'Our life is a journey, a journey to the end of night' is a phrase from Saudek, quoted by editor/essayist Daniela Mrázková, in the opening biography of the artist, a biography that includes Saudek's birth in Prague in 1935, his internment in a Polish concentration camp for Jews, his survival and early life in Czechoslovakia, military service, multiple marriages and children, and his immigration to the United States where his reputation as an enfant terrible of photographic art grew steadily. All aspects of this interesting, diversified life are accompanied by photographs of the artist and his influences. They prepare the way very well for the generous catalogue of Saudek's unique art that follows.
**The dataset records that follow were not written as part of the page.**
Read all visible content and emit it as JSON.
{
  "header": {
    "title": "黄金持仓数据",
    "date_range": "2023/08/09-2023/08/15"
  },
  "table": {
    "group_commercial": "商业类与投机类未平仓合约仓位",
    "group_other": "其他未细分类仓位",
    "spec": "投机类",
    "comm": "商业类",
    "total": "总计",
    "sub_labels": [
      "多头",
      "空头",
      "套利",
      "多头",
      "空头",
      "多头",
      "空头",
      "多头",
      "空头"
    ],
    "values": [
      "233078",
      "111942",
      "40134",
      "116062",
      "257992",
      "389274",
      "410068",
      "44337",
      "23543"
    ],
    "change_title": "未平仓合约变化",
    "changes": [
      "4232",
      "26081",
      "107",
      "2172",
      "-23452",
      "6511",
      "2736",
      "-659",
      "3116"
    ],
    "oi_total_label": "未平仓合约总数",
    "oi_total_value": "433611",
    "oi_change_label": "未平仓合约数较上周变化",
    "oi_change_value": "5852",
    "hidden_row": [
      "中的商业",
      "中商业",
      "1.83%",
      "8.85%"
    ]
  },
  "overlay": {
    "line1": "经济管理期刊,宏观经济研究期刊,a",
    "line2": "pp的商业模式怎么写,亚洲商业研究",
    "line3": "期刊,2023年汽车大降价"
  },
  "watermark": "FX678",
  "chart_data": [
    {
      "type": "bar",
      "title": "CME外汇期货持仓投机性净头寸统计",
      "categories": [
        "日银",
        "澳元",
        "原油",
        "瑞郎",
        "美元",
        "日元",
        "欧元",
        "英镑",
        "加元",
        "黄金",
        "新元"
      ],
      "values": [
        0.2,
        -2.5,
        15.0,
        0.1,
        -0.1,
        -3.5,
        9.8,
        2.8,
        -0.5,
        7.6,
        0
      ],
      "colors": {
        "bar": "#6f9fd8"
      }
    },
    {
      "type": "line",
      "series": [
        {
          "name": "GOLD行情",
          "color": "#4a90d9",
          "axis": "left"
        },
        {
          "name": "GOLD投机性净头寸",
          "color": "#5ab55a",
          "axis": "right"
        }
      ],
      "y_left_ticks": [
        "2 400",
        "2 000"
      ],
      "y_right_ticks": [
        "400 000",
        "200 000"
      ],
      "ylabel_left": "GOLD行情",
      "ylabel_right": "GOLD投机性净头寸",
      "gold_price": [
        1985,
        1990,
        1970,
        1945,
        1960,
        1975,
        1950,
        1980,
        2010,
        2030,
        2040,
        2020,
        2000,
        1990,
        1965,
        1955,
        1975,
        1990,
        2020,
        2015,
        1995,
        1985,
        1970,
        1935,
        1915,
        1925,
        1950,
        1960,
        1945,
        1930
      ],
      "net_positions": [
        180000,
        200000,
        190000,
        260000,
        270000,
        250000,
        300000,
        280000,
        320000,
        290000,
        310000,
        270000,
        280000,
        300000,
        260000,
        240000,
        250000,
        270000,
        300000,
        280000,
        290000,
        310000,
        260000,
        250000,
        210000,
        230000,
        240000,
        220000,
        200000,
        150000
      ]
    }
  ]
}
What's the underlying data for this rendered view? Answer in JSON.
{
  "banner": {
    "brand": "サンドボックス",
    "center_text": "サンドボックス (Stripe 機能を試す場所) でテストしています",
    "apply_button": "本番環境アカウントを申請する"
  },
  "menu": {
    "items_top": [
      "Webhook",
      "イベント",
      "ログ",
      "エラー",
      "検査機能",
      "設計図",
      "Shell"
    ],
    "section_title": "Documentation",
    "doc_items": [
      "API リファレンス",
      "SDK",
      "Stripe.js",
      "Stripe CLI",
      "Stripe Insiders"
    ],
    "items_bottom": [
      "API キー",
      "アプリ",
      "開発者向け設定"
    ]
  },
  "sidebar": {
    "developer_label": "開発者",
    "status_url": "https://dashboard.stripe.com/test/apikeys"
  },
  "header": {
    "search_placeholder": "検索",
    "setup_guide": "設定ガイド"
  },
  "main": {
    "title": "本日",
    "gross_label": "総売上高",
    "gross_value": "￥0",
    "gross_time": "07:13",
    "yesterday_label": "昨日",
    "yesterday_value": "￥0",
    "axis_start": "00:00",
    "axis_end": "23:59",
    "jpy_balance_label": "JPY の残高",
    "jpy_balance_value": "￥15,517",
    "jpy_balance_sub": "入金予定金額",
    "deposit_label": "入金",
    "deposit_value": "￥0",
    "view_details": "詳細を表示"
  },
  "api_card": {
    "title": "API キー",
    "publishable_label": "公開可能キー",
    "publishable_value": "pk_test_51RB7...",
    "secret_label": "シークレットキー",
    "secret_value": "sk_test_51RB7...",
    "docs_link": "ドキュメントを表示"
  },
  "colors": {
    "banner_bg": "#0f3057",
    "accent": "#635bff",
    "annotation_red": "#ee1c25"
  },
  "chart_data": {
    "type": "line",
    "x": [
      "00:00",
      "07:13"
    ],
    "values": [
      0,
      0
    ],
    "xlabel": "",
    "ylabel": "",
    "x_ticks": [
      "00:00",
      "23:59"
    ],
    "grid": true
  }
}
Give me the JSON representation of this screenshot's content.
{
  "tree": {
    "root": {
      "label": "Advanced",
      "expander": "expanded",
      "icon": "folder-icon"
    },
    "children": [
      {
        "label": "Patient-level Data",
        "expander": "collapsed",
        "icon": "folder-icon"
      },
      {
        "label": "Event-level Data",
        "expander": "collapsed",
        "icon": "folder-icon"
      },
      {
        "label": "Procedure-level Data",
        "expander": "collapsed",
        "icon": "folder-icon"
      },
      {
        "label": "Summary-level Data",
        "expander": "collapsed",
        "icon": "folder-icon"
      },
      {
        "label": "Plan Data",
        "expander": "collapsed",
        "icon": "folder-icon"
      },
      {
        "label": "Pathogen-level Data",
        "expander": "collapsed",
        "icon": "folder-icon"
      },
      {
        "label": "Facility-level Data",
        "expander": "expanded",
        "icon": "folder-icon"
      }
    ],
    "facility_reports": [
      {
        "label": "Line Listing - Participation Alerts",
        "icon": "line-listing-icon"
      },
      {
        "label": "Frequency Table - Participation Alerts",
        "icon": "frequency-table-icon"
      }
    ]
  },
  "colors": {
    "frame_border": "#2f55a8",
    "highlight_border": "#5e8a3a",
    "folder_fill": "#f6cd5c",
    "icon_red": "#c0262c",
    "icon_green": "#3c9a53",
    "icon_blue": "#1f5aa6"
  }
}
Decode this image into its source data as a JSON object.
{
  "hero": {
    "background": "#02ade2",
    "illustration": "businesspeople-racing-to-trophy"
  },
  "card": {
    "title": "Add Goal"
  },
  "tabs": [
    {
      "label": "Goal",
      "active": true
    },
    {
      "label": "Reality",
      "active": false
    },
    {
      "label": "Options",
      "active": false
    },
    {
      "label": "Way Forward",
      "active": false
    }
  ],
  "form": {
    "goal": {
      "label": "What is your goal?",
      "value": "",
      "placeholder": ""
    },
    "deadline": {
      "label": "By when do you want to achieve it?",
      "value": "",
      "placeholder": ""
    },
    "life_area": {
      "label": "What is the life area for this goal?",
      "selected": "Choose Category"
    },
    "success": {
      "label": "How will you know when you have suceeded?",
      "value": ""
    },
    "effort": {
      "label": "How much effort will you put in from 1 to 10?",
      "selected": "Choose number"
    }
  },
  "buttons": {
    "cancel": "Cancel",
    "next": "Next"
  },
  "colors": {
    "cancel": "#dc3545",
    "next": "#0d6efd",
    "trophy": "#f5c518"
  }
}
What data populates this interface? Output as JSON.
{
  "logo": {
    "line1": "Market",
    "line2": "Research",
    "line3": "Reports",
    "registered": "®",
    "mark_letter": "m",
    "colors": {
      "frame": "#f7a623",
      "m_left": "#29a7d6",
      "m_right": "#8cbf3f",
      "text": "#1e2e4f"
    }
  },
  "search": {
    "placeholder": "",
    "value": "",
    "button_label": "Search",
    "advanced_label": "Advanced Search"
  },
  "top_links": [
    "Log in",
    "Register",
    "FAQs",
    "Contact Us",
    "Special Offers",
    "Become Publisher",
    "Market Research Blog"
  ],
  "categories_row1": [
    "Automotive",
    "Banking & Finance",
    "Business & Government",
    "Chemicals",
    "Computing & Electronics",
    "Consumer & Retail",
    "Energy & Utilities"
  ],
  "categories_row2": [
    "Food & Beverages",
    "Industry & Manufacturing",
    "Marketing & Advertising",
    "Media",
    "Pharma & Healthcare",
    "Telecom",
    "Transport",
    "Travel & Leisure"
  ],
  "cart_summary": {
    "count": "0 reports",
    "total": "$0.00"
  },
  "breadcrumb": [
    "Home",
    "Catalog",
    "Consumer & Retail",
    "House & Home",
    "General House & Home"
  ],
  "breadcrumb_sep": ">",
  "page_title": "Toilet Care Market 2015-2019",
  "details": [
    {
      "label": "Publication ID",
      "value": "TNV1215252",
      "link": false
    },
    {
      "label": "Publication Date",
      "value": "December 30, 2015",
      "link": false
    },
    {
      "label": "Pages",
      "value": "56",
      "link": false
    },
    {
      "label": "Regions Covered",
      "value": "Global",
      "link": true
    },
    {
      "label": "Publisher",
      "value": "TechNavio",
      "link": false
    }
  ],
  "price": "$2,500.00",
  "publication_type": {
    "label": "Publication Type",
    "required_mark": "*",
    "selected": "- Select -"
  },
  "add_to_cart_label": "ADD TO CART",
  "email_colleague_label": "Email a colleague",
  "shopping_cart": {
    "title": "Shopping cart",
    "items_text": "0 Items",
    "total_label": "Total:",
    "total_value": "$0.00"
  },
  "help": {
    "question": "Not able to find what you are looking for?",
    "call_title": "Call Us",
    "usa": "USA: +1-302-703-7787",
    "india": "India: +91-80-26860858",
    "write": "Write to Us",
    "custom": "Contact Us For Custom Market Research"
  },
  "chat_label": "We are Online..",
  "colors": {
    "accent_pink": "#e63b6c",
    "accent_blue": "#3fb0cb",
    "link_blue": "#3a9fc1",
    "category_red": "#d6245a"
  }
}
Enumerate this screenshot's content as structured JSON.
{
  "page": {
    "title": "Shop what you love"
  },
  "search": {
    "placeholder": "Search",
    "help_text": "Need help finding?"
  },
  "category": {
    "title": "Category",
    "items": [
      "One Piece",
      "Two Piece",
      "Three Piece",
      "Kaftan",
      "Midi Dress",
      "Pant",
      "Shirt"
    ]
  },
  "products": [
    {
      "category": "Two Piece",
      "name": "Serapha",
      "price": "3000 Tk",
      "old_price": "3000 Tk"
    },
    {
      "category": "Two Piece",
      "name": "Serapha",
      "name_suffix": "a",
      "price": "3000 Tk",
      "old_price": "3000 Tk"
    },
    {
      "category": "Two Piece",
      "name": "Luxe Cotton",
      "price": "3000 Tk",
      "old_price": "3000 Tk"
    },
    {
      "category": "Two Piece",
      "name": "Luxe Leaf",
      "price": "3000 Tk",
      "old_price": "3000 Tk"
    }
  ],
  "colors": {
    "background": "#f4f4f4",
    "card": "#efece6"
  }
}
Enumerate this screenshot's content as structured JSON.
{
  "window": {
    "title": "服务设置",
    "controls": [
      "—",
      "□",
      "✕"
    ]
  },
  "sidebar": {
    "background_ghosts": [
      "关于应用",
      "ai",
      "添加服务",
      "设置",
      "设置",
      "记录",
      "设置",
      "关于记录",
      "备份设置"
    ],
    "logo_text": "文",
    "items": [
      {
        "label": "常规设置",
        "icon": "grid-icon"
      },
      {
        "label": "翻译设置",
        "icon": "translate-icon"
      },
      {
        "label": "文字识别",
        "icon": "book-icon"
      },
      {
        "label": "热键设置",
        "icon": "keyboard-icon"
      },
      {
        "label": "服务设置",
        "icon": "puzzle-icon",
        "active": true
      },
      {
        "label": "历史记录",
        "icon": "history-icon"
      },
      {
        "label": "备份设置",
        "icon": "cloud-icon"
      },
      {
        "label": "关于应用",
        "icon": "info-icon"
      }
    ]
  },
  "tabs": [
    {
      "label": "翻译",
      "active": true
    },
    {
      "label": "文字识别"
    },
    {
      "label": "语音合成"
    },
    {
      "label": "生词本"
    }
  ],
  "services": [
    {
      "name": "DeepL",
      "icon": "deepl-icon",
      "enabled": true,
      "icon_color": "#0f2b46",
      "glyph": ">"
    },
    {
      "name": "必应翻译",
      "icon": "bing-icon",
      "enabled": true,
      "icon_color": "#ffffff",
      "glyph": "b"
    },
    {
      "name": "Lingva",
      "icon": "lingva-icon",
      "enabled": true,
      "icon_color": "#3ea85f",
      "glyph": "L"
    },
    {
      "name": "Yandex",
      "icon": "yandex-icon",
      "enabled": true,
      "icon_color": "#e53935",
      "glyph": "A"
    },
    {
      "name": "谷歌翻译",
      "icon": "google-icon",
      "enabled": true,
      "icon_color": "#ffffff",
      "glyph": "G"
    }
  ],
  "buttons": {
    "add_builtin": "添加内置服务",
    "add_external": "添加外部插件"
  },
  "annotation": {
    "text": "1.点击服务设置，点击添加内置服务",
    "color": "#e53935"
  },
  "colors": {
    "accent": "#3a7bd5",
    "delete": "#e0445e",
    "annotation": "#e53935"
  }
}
For those who are new to Saudek's art, this volume will explain his techniques thoroughly. Beginning as a black and white photographer, Saudek soon appreciated the fact that his vision of the world he wished to capture was a combination of reality pushed to extremes and fantasy overlay - and his finished products became hand colored enhanced images of physical feats, anatomical variations from normal, homage to the history of art, and explorations of sexuality that never offend but rather celebrate variants of dreams that seem to have no limits. He places himself in many of the works and seeks out the spectrum of models that range from the massively obese to the aged to the emaciated to midgets to accompany his tableaux vivants. Many of his works are narrative: one particularly beautiful work is entitled 'The Love Story' and is a sepia toned series of 12 images of a white rose in a glass of water beside a girl's photograph, the series showing the bud blooming then losing its petals and finally extracted from the glass which is then removed from the series in the last frame - a simple but deeply moving story of a love eroding to nothingness.
Saudek's images are grouped into exhibitions: The Family of Man, Memories, Forbidden Fruit, The Game, The Fight, The Window, Tales of Love and Ruination, To Be or Not to Be, Every Woman is the Most Beautiful in the World, Sinners, Warriors of God, Paradise Lost, and A Journey without End, a Cry in Vain. Placing his photographs in context with theme allows the viewer a gallery walk where the complete idea of that exhibition can be explored. The images may disturb some, but isn't that a part of fine art's mission - to think in ways outside our frame of reference? In all the works are reproduced carefully, including the all-important margins of each photograph in which Saudek makes meaningful notes and manipulates time, a concept that remarks on his vision of the 'journey to the end of night'. It would be difficult to imagine a finer art monologue than this, and it is apropos that such an important and fascinating artist receive such a fine tribute to a long and very productive life. Highly recommended. Grady Harp, September 08
The earliest work collected here tends strictly towards black and white, and the earliest chapter has a family oriention. With no clear break between phases of his career, Saudek's work in the early 1970s tended toward a more documentary style. Then, by the late 1970s, many features of his later work had emerged: studio nudes, often hand-colored, often set against a decrepit background, and with increasing sexual content. Paired photos, clothed and nude, appeared, as did time sequences. Saudek's quirky sense of humor came to the fore, also, expressed in terms of all the other features of his work. For example, the clothed/not and sexual themes came together in gender-bending sequences (like The Wedding, parts I and II) that elicit giggles along with confusion and careful attention. By the 1990s, Saudek's work added models well outside the usual range considered attractive, which added new facets to the sexuality and humor.
This huge, beautiful book makes it easy to trace Saudek's changing esthetic through his images. Readers (in English, French, and German) also see biographical information covering Saudek's life inside and outside the gallery world. A book this vast and a career so varied can't be summarized briefly except to say this: it's an outstanding presentation of a strange and wonderful collection.
PS: The cover picture is actually half of something - the other half changes its meaning completely!
The book contains a large amount of his work. For those not familiar with Saudek's work, please look at some of the other reviews that describe his style. But let's say the book quality is not the only thing that makes it an eye opener. It is a real conversation starter with images that are beautiful, artistic, odd and sometimes pleasantly offensive.
This book is not for those who dislike nudity or the exploration of sexuality. It contains explicit material, including real and simulated sex acts; obese, pregnant, little people, underage, mature, male and female full frontal nudity. For those looking for straight beauty/models/nude/sexuality, I would recommend Roy Stuart or Guy Bourdin first. However, if you enjoy an odder or wider range of sexuality in an artistic package and unique hand colored photographic style, Saudek does not disappoint. Leafing through the pages while writing this review, reminded me at how beautiful his odd view is.
Perhaps, works by Daniela Mrázková known as Jan Saudek belong to this category.
Live, deep, gay colours depicting controversially for even a modern viewer explicitly manifested homoeroticism and nudity, are surely shocking today as much as hundred years ago for then contemporaries.
A very special picturesque philosophy of Jan Saudek places these masterworks in a line with the best in this area of visual arts immortally.